“Priscilla” is my favourite track on the album. When I first listened to it, it drummed up memories of listening to songs like “Sonnet” and “This time” of The Verve’s “Urban hymns” for the first time. Not necessarily the vocal work, though Church does sound a bit a cross between Richard Ashcroft and Echo & The Bunnymen’s Ian McCulloch, but there is an atmospheric feel to it, naturalistic, much like The Verve’s dense ballads, it makes for heady chill out music. Starting off with reverb guitars that sound like a distress call or echoing birds calling over the bay, then, the drum machine beats crash in like waves and acoustic guitar strumming layers in with synth string washes, all haunting and chilling cold ocean breeze. Watch out. There’s a storm brewing here. The waves are picking up and smashing and pounding the stony shore. Interesting, then, that it’s a song about a relationship on the rocks.

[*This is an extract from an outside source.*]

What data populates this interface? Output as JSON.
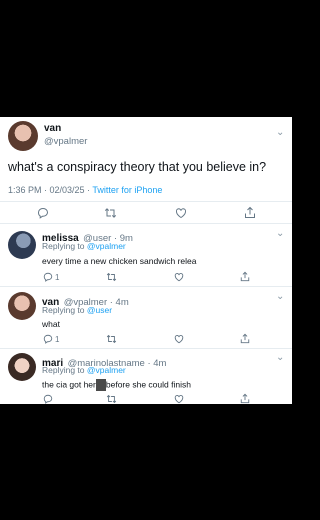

“So Priscilla, this is important
Time to tell us this is
No goodbyes and no time for mourning
Now we’ll see what this love is for.”

Sigh.

For the rest of the Best tunes of 2012 list, click here.

Vinyl love: The National “High violet”

(Vinyl Love is a series of posts that quite simply lists, describes, and displays the pieces in my growing vinyl collection. You can bet that each record was given a spin during the drafting of each corresponding post.)

Artist: The National
Album Title: High violet
Year released: 2010
Details: Limited edition, double heavyweight vinyl, violet, gatefold

The skinny: A few weeks ago, “High Violet”, the fifth album by American indie rock band, The National, turned ten years old. To celebrate, their label, 4AD, released an expanded edition anniversary edition of the album, the vinyl version including an additional LP of bonus material and all three discs pressed in a lovely, white and purple marbling. I didn’t pre-order it because I’m not at the point (yet) of buying multiple versions of the same album for my vinyl collection and besides, I’m pretty happy with the limited edition, original pressing on heavyweight, violet vinyl that I found a bunch of years ago. You may debate “High violet” that is not their best work but it built on the exposure gained by The National’s previous record, “Boxer”, and well, I think it’s some pretty fine music (two of the tracks, including the one below, appeared on my Best tunes of 2010 list). The National’s sombre and atmospheric sound is just so great on vinyl and is on full display here. In fact, I remember the first time I listened to this record after purchasing it and, I think my friend Mark will agree with me here, I thought it sounded very different from the version on CD.

Standout track: “Conversation 16”